Employers who encourage their staff to conduct business in virtual worlds such as Second Life are being advised that a dress code policy should be enforced before employees are let loose in cyberspace.
According to analysts at Gartner, 70% of companies will have set behaviour and dress code guidelines within the next five years.
The concept isn’t surprising, as you’d expect any employee representing a company to be issued with ground rules. However, the introduction of virtual world working brings with it a new set of challenges for managers, many of whom have already shown a lack of understanding and slowness to react to trends such as blogging and acceptable Internet use.
Having said that, if companies are official sanctioning their workers to form business relationships online, they are presumably forward thinking companies with an understanding of the risks and potential pitfalls.
If employees are acting unofficially, that’s a different matter. Many companies wouldn’t have the time or knowledge to monitor virtual worlds, particularly if employees are doing things in their own time at home.
Back to official presence, though. Gartner recommends that employees maintain two separate avatars — one for personal, non-work use and another for professional, company-related use.
Makes sense. After all, we generally have separate email addresses for personal and work purposes, and usually dress differently for work and leisure time.
Head of enterprise marketing at Linden Labs (creators of Second Life), Amanda Van Nuys, agrees.

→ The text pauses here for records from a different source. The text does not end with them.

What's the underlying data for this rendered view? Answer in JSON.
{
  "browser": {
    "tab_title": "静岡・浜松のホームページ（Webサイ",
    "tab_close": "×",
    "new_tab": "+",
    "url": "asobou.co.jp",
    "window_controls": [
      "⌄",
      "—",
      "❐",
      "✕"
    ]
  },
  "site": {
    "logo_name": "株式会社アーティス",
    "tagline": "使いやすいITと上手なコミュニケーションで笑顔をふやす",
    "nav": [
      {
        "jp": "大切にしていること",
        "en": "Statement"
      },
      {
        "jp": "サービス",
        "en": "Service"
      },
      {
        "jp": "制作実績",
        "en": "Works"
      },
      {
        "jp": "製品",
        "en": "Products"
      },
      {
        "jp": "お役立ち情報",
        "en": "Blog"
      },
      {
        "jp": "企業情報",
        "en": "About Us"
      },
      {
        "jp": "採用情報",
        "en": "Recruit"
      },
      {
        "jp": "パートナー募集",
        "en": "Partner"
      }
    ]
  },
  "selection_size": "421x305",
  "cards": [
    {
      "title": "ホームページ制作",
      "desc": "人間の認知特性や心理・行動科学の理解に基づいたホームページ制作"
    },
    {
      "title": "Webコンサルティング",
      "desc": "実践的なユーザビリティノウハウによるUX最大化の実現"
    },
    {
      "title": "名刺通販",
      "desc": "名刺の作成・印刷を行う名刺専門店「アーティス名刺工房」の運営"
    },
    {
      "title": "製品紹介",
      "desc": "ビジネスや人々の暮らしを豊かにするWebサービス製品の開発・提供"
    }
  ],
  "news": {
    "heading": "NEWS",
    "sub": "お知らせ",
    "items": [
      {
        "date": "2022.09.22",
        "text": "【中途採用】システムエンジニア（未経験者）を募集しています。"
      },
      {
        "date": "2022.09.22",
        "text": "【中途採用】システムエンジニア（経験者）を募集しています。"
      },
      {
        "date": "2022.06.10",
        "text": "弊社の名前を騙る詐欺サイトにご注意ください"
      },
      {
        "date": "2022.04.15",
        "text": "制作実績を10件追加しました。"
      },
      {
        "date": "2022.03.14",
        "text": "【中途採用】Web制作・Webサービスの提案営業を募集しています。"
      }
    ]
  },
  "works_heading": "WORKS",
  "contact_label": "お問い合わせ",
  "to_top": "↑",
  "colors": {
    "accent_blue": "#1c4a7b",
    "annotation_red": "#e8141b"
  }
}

If virtual work is to be taken seriously, then our avatars need to look — and act — as professional as we do in a physical workplace,” she blogged.